Largest academy chain AET joins criticism of PFI costs

Largest academy chain AET joins criticism of PFI costs

The biggest academy chain in the country has joined other major trusts to criticise costly repayments to private firms who funded their buildings.

A Schools Week investigation published last week revealed that cash-strapped schools are being pushed into financial ruin by soaring debts owed as part of private finance initiatives (PFIs).

Schools are locked into contracts of up to 30 years to pay back the capital investment from private firms for new buildings or refurbishments, mostly under the scrapped Building Schools for the Future programme.

But many are struggling with rising repayments from static budgets.

Annual repayments at one school in Stoke have risen by more than £125,000 in four years.

Now Academies Enterprise Trust, which runs 68 schools with more than 45,000 pupils, has said the repayments are putting “a significant amount of pressure on some of its academies’ budgets”.

A spokesperson told Schools Week: “While we have been providing additional resource to these academies in recognition of the higher costs of PFI, the additional cost of these contracts is beyond what we expected and, in some cases, costs are over 50 per cent more than the average.”

Annual accounts from 2013/14 – the most recent available – show the trust has eight academies with PFI contracts.

The trust received a government grant to help with PFI costs of £100,000 in 2013-14, but it received almost £2 million the year before. Meanwhile, costs are rising.

Accounts show the trust spent £5.5 million on PFI-related management fees in 2013-14, up from £4.7 million in 2012-13.

One of its schools, Bexleyheath Academy, in London, has one of the largest annual repayments in the country. It paid out just over £1.5 million in the 2013-14 year, up by £61,000 from the previous year.

But the spokesperson added: “As a multi-academy trust we are in a good position to support our academies in dealing with these challenges.”

That includes a “thorough” benchmarking of the existing contracts, which compares current costs of maintenance to the market price. The trust is also working with PFI experts to review the experiences of individual academies.

“This work is intended to help facilitate good relations between academies and PFI companies and to ensure full and cost-effective delivery of PFI contracts.”

Other schools have been hampered in coming forward.

One headteacher said the PFI contract at his school included a “gagging clause” that stopped him speaking publicly about “any aspect” of the deal.

“The PFI holding company are very aggressive in enforcing this . . . it has caused a number of problems in the past.”

But Craig Elder, a partner in the public sector team at law firm Browne Jacobson, which specialises in PFI, said he had “never come across a clause in a contract to prevent a teacher bringing the company or project into disrepute.

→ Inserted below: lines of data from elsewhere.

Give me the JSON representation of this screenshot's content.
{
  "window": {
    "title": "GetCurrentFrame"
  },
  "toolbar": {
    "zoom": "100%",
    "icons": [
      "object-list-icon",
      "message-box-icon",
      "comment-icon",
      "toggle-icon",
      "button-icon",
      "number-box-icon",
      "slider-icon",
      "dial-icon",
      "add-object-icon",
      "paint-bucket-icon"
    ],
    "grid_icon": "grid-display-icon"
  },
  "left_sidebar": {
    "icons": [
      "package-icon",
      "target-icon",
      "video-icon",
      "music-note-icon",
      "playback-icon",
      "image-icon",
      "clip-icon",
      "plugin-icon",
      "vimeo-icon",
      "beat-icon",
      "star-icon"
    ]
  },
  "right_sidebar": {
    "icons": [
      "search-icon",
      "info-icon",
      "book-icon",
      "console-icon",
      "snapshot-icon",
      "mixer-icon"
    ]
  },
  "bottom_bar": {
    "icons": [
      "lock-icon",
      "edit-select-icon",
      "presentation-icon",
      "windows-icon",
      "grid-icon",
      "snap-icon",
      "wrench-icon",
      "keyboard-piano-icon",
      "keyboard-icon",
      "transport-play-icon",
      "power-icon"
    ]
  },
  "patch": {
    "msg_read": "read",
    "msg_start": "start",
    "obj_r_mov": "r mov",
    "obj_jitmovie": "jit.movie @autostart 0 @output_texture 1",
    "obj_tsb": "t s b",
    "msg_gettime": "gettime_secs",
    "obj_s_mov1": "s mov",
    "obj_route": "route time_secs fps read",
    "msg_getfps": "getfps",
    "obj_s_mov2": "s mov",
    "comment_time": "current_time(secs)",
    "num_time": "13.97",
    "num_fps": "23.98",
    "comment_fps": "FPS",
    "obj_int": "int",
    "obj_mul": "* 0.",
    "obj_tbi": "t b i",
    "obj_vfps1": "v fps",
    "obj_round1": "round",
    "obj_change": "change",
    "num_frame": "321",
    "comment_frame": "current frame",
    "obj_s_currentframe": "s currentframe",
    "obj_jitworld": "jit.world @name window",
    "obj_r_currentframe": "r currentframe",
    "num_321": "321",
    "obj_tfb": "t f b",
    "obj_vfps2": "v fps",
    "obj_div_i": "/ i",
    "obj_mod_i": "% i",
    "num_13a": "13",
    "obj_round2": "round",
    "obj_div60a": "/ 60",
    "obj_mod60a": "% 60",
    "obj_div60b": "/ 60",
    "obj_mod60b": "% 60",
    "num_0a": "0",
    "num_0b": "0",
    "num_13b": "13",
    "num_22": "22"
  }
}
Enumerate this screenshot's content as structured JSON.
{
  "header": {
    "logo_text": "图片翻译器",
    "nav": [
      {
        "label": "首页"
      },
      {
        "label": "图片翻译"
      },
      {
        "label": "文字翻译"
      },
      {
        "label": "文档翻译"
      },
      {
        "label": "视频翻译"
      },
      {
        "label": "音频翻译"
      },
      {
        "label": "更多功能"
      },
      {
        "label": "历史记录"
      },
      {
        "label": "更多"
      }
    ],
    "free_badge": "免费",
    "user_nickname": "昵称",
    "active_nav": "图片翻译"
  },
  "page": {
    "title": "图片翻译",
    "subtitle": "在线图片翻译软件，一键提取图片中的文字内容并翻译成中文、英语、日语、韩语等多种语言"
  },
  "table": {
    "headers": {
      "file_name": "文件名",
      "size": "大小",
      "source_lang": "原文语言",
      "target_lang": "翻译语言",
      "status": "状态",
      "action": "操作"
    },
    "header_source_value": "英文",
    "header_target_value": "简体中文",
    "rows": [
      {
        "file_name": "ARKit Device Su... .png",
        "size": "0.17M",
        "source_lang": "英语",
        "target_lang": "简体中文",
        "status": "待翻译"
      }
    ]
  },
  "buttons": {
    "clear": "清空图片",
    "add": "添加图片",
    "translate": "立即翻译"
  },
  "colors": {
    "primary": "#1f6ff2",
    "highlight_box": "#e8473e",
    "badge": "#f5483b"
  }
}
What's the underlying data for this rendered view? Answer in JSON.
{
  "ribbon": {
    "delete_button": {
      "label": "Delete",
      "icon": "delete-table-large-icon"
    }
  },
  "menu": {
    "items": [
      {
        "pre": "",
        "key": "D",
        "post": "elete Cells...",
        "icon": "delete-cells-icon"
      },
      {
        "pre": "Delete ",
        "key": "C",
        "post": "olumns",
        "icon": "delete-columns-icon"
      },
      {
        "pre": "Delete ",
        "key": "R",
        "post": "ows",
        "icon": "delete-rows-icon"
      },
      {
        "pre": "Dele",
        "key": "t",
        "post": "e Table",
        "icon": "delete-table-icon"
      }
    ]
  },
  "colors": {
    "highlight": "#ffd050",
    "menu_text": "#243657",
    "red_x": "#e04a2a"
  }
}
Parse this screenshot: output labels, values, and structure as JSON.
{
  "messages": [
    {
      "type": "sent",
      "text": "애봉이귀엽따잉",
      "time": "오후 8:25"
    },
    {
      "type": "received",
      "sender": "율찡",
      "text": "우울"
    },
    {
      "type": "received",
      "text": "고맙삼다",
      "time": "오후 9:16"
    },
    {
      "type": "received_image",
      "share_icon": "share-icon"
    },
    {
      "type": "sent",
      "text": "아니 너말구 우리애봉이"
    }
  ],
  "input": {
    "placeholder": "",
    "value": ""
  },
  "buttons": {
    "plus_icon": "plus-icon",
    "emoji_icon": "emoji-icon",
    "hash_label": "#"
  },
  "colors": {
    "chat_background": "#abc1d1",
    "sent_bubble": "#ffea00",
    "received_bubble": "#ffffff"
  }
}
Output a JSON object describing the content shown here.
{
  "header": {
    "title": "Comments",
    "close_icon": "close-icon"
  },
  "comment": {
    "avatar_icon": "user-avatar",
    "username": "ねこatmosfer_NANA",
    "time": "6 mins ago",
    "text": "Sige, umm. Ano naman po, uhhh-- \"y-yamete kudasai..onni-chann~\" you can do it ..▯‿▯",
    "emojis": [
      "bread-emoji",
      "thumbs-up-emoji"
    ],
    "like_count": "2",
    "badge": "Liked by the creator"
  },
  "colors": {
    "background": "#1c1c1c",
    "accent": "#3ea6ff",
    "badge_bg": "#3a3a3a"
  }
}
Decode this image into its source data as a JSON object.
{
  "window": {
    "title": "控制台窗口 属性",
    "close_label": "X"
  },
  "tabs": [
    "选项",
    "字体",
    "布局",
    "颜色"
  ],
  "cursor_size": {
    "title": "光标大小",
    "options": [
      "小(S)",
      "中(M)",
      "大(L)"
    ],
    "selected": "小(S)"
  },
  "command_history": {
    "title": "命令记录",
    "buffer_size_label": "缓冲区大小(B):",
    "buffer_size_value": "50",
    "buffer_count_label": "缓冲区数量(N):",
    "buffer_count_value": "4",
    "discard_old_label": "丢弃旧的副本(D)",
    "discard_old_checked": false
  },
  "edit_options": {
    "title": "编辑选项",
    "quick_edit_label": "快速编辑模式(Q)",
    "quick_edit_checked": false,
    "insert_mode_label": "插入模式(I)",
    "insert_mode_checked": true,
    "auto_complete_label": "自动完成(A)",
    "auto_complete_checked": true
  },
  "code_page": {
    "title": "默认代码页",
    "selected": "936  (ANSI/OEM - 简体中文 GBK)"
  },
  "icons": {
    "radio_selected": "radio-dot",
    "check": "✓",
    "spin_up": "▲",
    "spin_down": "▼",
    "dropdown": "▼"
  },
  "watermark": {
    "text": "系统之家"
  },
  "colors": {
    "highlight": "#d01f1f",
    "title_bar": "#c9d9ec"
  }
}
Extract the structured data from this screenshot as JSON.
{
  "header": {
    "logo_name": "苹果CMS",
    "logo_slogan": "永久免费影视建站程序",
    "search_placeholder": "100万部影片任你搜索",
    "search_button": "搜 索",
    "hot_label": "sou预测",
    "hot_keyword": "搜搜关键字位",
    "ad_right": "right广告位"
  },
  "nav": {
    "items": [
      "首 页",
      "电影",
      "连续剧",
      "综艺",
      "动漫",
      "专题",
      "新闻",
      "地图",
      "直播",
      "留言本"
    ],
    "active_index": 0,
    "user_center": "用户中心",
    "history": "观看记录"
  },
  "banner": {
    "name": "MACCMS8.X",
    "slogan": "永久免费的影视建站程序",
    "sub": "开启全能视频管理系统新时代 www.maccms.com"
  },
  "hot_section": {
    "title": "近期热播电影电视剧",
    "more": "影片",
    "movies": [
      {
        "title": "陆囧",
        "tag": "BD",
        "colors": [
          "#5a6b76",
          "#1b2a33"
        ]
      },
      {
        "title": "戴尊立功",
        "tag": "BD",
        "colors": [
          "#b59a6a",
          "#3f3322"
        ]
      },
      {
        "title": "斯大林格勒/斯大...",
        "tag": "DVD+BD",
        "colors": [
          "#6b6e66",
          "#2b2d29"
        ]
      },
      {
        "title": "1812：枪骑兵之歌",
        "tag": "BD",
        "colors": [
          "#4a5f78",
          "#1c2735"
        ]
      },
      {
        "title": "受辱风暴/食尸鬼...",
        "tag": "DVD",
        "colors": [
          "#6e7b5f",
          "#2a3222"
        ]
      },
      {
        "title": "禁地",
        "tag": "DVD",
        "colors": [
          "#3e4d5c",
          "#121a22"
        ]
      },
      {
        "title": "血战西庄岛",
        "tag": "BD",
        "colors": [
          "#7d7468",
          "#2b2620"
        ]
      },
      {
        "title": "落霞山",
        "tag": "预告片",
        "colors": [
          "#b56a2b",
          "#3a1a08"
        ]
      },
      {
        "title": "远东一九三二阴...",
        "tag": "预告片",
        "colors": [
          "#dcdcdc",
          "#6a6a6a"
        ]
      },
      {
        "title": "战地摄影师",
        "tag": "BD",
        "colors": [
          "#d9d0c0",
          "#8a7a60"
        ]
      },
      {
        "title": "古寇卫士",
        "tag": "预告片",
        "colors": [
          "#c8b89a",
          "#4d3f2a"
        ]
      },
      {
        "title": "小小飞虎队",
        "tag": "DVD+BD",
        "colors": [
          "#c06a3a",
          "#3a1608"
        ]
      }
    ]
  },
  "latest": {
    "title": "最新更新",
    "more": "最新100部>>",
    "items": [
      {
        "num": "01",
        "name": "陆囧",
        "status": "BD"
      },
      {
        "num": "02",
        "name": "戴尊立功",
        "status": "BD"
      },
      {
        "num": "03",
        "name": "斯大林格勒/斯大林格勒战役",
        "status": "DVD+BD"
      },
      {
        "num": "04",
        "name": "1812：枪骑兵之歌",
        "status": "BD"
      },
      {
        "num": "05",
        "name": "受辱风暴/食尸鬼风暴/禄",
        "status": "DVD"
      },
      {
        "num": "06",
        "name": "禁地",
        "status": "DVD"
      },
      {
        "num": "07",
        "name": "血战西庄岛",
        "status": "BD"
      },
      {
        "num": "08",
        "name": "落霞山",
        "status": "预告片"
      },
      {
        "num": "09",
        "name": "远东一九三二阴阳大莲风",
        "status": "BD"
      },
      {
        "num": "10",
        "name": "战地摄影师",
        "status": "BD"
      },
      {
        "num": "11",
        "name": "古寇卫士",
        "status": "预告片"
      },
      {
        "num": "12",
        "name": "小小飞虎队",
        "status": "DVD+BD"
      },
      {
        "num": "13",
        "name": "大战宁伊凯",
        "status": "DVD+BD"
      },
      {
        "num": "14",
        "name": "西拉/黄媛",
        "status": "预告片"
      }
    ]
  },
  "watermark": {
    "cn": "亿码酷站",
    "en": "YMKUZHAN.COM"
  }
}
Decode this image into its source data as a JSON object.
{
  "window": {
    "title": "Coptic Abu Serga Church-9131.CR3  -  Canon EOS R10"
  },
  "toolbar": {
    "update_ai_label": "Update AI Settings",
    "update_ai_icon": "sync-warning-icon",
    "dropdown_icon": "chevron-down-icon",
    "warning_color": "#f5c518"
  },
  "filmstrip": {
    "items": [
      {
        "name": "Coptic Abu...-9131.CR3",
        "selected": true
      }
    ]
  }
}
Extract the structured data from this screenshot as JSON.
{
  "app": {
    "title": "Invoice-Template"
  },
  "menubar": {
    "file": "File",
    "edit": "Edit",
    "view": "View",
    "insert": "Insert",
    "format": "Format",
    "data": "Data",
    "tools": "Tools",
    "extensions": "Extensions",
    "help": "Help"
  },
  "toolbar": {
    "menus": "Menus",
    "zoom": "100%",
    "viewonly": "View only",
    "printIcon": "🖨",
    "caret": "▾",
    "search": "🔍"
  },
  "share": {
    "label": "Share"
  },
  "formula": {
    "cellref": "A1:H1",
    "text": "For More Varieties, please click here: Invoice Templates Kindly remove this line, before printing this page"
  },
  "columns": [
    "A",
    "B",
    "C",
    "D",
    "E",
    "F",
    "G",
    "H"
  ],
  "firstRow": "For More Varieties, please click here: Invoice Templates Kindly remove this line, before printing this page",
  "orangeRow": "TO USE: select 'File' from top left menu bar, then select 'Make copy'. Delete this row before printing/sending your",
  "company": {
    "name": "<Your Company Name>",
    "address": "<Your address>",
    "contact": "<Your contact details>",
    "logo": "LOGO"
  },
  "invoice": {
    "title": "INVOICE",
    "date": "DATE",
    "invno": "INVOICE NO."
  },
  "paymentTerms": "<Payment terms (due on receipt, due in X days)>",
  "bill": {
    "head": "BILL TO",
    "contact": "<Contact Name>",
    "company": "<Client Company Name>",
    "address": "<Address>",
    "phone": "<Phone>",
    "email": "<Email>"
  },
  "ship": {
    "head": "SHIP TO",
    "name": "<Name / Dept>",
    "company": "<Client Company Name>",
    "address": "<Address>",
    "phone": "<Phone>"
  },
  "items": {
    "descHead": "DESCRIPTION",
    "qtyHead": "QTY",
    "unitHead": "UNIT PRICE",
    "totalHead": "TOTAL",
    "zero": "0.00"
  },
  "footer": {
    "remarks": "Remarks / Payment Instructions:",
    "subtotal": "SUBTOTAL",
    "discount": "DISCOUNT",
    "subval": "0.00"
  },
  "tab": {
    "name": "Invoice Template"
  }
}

“There are more commonly restrictions on media and publicity placed on the contractor. It is certainly not normal for ‘gagging clauses’ to be included that prevent teachers expressing a view on these matters.”